The legends of Indian cinema — Satyajit Ray, Bimal Roy and Raj Kapoor — may be dead, but their legacy still commands a price in the Indian film industry, which wants to hold on to the copyright of their works.
In the amendments sought to the Copyright Act, 1957 by the government, the Producers Guild has made a vehement appeal to extend the copyright period for cinematic works to 100 years.
The Act prescribes a uniform period of 60 years to claim copyright, even though the international norm as per the World Intellectual Rights Organisation is 50 years.
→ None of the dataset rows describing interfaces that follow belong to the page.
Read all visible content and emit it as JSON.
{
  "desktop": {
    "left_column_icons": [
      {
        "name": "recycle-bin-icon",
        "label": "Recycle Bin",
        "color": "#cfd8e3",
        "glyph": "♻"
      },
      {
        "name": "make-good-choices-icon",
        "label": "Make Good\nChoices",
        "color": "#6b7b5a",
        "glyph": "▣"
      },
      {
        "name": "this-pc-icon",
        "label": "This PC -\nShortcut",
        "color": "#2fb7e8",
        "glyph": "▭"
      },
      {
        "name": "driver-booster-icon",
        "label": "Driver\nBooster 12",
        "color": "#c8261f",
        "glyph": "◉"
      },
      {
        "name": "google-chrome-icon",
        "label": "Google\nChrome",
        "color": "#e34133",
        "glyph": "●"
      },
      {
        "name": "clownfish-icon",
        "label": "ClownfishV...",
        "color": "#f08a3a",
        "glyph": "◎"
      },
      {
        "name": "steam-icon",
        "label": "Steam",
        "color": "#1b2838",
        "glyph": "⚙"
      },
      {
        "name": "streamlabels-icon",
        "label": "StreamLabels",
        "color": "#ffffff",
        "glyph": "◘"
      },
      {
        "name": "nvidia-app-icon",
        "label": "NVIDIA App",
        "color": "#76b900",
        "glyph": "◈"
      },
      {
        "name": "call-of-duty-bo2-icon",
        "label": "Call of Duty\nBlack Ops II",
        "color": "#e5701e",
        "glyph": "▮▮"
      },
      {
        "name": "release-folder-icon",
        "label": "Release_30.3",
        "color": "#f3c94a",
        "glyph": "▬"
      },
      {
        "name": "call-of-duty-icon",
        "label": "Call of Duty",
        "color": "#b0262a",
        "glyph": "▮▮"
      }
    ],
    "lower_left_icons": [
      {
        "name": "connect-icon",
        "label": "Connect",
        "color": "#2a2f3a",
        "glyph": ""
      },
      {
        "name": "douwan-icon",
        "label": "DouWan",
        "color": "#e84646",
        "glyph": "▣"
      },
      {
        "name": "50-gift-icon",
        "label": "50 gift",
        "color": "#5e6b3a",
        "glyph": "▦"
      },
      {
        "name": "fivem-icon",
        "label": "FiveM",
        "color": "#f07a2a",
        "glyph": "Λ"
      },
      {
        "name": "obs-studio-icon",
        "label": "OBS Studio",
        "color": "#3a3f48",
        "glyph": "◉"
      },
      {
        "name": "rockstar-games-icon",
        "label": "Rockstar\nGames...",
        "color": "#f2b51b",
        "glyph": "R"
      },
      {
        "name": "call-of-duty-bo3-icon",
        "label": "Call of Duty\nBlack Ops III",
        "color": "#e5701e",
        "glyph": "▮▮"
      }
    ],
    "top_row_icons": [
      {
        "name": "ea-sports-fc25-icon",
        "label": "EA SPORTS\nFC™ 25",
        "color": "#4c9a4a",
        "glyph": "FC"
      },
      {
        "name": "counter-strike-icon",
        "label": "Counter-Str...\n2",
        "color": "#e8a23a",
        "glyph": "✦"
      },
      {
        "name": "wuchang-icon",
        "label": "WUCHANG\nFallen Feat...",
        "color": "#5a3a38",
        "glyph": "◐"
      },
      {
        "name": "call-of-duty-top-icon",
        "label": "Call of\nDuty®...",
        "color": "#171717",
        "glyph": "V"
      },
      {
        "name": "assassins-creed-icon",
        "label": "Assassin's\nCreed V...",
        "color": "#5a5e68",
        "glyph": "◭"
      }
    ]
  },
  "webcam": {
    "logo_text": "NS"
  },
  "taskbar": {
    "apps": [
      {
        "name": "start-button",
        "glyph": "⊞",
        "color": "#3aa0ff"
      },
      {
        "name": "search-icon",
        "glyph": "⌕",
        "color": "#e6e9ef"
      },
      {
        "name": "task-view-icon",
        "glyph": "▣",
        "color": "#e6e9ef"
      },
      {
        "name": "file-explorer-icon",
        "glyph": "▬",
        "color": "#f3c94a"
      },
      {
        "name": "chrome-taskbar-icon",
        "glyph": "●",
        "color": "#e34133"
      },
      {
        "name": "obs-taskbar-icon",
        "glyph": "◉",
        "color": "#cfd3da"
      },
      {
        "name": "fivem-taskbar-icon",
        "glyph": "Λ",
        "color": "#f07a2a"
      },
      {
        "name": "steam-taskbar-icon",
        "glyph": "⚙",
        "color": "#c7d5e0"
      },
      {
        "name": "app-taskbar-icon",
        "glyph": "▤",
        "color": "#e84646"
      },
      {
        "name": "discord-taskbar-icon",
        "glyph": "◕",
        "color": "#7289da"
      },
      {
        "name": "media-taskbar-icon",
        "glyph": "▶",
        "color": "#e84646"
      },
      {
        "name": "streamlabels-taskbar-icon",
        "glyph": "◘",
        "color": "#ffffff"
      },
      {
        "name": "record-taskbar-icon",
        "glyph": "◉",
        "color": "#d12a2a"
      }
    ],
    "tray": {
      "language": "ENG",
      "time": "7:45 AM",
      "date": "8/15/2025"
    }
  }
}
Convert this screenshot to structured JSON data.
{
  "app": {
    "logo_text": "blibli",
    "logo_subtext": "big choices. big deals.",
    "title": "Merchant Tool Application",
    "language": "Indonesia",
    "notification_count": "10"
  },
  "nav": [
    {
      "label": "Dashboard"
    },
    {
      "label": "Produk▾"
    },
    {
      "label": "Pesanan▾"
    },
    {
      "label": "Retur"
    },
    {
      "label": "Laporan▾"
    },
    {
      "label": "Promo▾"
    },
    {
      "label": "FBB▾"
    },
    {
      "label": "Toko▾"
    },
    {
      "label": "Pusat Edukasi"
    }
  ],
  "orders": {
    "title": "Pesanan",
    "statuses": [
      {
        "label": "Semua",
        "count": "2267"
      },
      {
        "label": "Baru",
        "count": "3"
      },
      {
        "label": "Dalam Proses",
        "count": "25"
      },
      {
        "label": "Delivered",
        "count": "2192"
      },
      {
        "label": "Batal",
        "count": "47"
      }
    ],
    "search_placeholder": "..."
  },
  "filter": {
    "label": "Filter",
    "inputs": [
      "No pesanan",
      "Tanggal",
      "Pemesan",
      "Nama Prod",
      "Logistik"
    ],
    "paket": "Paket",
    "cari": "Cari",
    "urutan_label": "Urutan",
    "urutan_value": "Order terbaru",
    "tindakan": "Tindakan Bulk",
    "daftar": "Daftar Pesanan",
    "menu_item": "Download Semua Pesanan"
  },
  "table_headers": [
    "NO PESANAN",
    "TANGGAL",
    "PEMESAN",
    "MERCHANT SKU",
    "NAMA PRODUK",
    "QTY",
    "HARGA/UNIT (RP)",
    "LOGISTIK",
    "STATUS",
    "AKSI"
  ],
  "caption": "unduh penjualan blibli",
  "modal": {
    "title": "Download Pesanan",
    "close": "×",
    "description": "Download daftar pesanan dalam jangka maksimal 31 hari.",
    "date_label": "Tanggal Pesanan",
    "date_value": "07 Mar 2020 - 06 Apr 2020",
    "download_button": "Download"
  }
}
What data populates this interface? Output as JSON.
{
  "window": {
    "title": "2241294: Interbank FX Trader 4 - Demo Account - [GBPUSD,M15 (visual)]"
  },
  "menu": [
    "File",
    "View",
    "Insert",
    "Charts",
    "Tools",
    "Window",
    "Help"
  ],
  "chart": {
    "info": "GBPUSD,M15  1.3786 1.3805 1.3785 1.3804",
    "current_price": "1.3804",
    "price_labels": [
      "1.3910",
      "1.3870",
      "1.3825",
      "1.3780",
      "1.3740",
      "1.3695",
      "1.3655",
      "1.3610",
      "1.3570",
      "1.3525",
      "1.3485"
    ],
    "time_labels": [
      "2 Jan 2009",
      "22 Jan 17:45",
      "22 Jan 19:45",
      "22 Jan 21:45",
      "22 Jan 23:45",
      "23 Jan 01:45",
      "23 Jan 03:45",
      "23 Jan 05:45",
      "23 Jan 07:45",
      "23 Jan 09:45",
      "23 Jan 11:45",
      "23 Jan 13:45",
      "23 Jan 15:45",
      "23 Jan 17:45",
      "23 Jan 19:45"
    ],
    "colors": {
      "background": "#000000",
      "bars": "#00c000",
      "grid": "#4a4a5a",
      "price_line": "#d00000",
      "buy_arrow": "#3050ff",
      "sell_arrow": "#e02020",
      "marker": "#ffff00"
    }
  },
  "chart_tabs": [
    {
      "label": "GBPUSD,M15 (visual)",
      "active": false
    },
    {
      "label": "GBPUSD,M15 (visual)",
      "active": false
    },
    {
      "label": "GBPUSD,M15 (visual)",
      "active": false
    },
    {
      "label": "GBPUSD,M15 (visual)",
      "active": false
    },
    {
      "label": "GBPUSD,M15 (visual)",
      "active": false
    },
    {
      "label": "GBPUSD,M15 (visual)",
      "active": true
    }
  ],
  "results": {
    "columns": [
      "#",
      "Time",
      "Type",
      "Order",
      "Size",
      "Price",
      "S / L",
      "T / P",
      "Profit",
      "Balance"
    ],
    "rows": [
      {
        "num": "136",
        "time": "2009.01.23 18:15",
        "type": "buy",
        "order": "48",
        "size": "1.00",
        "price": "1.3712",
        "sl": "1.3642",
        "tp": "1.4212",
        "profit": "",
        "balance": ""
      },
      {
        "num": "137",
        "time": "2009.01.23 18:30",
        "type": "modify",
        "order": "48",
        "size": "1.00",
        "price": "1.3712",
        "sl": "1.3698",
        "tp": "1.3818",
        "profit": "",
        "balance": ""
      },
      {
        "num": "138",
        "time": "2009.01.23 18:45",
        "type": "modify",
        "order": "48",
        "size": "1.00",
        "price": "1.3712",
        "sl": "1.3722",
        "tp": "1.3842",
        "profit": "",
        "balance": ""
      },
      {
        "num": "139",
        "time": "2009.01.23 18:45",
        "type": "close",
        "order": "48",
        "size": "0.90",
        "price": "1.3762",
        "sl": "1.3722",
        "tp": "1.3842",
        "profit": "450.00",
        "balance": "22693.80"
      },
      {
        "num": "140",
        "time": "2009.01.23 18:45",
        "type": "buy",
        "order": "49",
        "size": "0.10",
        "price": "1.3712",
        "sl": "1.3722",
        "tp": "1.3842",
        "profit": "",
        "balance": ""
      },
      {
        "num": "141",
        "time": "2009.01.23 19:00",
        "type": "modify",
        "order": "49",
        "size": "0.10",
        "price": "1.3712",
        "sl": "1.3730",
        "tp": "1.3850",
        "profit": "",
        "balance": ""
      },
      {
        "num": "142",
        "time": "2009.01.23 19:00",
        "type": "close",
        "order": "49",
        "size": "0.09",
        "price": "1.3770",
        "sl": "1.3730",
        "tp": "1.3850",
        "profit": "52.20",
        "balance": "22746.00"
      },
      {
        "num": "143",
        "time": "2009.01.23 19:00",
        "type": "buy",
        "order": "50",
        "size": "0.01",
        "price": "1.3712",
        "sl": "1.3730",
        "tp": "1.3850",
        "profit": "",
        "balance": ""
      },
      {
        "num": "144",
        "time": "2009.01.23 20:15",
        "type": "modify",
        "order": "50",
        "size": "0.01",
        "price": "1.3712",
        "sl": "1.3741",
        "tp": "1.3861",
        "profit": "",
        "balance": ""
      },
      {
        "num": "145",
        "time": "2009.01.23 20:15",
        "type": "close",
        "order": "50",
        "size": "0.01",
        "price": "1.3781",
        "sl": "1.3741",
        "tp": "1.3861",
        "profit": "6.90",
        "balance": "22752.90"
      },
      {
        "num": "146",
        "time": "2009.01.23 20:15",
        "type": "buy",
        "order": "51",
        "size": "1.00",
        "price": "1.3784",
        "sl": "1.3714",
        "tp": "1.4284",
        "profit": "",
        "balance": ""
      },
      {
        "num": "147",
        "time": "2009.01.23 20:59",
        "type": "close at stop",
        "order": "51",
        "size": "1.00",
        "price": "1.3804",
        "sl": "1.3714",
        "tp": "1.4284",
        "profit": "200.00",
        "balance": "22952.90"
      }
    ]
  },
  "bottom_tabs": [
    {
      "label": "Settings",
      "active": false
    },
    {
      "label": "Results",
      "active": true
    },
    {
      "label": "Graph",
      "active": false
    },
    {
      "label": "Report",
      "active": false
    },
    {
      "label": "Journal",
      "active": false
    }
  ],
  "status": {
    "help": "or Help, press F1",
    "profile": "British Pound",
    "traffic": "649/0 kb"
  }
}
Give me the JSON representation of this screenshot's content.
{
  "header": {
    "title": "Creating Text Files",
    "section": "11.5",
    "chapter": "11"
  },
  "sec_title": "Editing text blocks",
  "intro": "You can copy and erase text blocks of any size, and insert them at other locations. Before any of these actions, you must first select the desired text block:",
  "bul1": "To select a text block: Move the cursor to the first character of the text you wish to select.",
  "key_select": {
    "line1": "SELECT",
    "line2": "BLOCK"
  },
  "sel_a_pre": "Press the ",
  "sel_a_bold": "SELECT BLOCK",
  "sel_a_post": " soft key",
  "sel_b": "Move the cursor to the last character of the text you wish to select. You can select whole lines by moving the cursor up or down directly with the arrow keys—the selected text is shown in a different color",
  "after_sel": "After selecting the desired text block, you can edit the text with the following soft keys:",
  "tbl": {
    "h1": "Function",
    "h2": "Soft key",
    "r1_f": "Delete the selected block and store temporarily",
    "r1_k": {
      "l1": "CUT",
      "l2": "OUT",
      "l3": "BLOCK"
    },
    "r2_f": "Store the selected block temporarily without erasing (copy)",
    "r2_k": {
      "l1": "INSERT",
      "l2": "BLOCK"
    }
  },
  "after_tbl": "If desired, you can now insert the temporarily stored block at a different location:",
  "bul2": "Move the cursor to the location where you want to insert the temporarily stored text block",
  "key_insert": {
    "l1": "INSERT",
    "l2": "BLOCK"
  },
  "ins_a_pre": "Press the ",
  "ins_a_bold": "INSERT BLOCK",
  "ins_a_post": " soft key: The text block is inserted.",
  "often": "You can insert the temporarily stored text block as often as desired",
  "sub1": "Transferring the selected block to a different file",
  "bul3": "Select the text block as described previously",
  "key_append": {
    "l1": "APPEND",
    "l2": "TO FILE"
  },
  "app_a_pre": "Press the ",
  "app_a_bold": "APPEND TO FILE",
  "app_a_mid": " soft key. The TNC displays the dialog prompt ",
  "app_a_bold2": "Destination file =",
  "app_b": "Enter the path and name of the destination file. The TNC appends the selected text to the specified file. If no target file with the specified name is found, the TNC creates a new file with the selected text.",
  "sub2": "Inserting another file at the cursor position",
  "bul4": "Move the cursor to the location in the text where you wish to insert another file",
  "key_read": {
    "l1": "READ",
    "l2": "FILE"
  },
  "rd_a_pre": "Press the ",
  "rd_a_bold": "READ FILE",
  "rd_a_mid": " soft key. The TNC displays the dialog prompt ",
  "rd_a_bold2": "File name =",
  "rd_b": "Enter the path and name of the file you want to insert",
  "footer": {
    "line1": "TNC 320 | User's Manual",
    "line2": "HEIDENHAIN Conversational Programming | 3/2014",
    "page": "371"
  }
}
What has apparently prompted the move is that the copyright of many of the works of RK Films, the production house of Raj Kapoor, and well-known movies of Guru Dutt and Bimal Roy, would be coming to an end very soon.
In most cases, families of the filmmakers no longer hold the copyright. They are now with big production houses like Shemaroo, Eros International and Yash Raj productions. Losing copyright would mean losing business because old Bollywood movies are still in great demand in the domestic as well as in the international market, says a film industry source.
Therefore, Indian film bigwigs like Yash Raj Productions have asked the HRD Ministry to extend the copyright of cinematic works to 100 years. This was in response to comments sought from different sections on the amendments in the Copyright Act. Interestingly, the Information and Broadcasting Ministry has also backed the film industry’s claim.